There was an advantage to creating all icons with the same rules. Everyone could agree on the meaning of the symbols used in the paintings. This meant that the icons could be used to teach lessons about God, scripture, and church history. This was important in a time when very few people knew how to read.
Two events were of fundamental importance to the development of a unique Byzantine art. First, the Edict of Milan, issued by the emperors Constantine I and Licinius in 313, allowed for public Christian worship, and led to the development of a monumental Christian art. Second, the dedication of Constantinople in 330 created a great new artistic centre for the eastern half of the Empire, and a specifically Christian one.
left: St. Cleopatra, Iconostasis, St. Nicholas Church, Nea Sinopi, Greece
right: Mater Dolorosa, El Greco (Domenikos Theotokopoulos, 1541-1614)

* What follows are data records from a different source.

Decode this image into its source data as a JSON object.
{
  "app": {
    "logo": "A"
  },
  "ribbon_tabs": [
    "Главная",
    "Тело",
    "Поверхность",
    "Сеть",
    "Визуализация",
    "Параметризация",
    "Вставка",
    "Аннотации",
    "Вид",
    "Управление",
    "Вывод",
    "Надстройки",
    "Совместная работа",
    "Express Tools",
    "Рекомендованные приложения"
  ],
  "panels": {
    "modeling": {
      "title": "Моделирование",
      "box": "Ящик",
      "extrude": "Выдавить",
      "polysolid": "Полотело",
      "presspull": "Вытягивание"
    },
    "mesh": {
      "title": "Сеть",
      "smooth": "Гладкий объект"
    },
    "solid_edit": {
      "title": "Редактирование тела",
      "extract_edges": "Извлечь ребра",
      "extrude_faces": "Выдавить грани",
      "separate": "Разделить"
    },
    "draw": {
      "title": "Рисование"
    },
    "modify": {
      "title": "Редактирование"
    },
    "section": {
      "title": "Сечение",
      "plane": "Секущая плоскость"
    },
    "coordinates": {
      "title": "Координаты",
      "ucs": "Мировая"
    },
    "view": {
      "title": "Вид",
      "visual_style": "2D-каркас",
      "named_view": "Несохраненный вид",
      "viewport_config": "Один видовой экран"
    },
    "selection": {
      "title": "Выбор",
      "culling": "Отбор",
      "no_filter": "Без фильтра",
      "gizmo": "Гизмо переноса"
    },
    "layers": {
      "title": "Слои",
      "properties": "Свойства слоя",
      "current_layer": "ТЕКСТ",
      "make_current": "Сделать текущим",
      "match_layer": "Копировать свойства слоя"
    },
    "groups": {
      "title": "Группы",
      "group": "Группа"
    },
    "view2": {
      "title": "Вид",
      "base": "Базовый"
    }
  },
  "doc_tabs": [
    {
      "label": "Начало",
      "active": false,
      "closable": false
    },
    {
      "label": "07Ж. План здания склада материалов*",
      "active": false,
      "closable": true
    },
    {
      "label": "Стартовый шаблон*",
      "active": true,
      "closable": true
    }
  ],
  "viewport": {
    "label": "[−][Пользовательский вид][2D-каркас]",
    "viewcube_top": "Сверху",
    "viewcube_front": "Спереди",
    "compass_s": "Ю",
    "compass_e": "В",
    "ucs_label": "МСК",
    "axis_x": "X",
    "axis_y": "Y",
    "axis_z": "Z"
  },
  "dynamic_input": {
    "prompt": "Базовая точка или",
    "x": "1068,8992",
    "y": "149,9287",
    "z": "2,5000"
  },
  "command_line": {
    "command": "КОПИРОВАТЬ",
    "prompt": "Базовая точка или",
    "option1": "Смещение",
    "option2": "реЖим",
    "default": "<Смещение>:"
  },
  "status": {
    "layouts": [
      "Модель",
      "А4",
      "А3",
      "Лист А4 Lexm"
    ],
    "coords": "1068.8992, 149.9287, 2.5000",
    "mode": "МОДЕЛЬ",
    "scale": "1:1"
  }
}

The Byzantine era properly defined came to an end with the fall of Constantinople to the Ottoman Turks in 1453, but by this time the Byzantine cultural heritage had been widely diffused, carried by the spread of Orthodox Christianity, to Bulgaria, Serbia, Romania and, most importantly, to Russia, which became the centre of the Orthodox world following the Ottoman conquest of the Balkans. Even under Ottoman rule, Byzantine traditions in icon-painting and other small-scale arts survived, especially in the Venetian-ruled Crete and Rhodes, where a "post-Byzantine" style under increasing Western influence survived for a further two centuries, producing El Greco and other significant artists.